TWITTER was the reason that the Jan Moir complaints were dismissed. It was suggested that, because a link to the PCC's complaints page was passed around by certain influential tweeps, that the sheer weight of public outrage was disproportionate. It seemed that many, many more people than otherwise would have complained were made aware of the incident and whipped into a frenzy by the Twitterverse, and this counted in favour of the author.

A frenzy whipped up by the Herald Sun in Melbourne had the exact opposite effect on Deveny. Many, many more people than otherwise would have objected were made aware of her tweets and whipped into a mob by tabloid journalism. This counted very much against the author of the article. She no longer has a job.

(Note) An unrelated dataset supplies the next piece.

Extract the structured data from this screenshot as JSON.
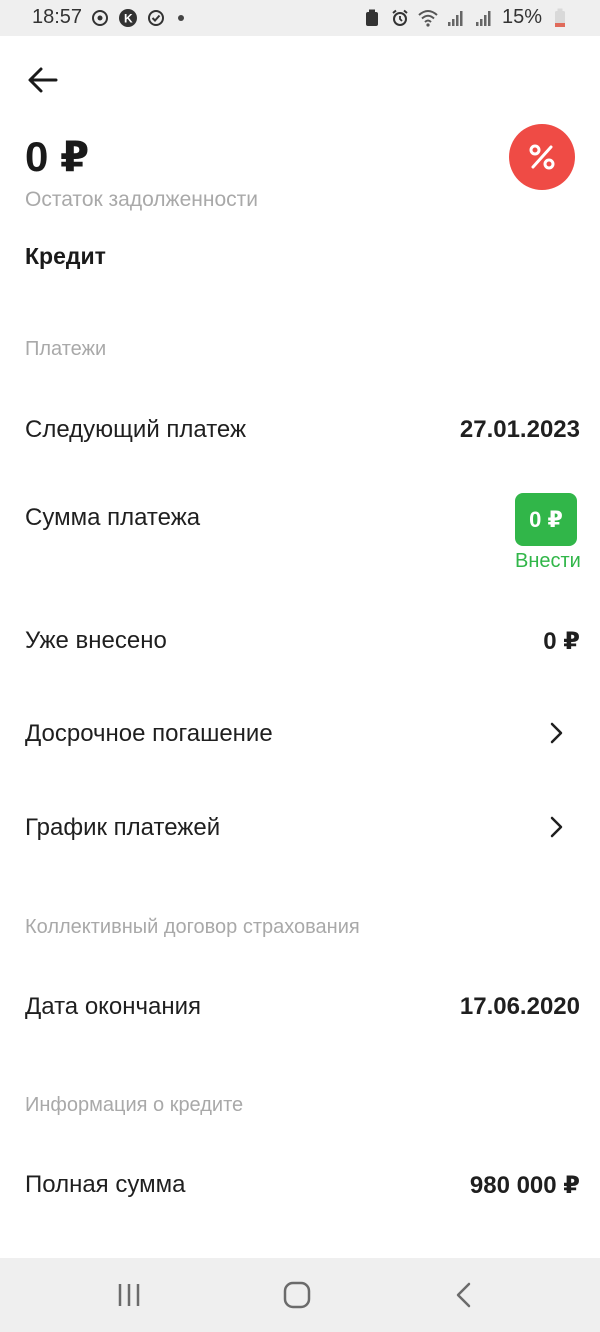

I DO not especially enjoy Catherine's humour and certainly don't agree with her views on a number of topics. But if you cannot see a disparity in the way these two incidents played out then I fear for your deductive powers. They occurred in different countries with different national publishing standards is the absolute best argument to be invoked, and that is a straw man. Moir wouldn't have been sacked in Australia, either, of this I'm pretty damn sure.

Catherine's comments were distasteful and The Age reserved the right to terminate her. No law has been broken here. But forgive the twittersphere if it is a little aggravated by this turn of events given what happened with Gately.

Twitter can't win here. An overwhleming number of tweeps objected to a print newspaper and were dismissed. A small number of tweeps objected to Deveny, which was then picked up by a print newspaper, and she loses her job. Any notions I may have had about Twitter being the great democratic medium (they were tiny, tiny notions) have been effectively snuffed out.

I need to stress that I was originally glad that the twittersphere's reaction to Moir did not get her sacked. I have been an opponent of religious zeal long enough to recognise a porgrom when I see one and I felt that the PCC did the best they could when faced with an incredibly difficult situation. Their commitment to freedom of speech won out over bowing to pack pressure. I respected them greatly for this.

But now, what of Catherine? I see the reverse. 700-odd comments on The Age website and she is gone. (She was sacked after only 200, if I'm remembering correctly). No backbone, no commitment to anything except circulation numbers. It's kind of slightly heartbreaking.

I DO not agree with what Catherine says, but I ought to defend to the death her right to say it. In the end, she has only lost the privellege of being published in a broadsheet as opposed to her right to freedom of speech. But there's something incredibly off about how the power of Twitter only counts when the 'real' media says it does. Either people's outrage is a perfectly viable reason to sack a journalist or it isn't. We do not appear to have a consensus here.

In the meantime I won't be re-following her on Twitter, as is my right. I do not think she will lose much sleep over it.

EDIT: In the few hours I spent between drafting this and posting it, Catherine gained about 600 followers. Good for her. Adjust earlier figures accordingly.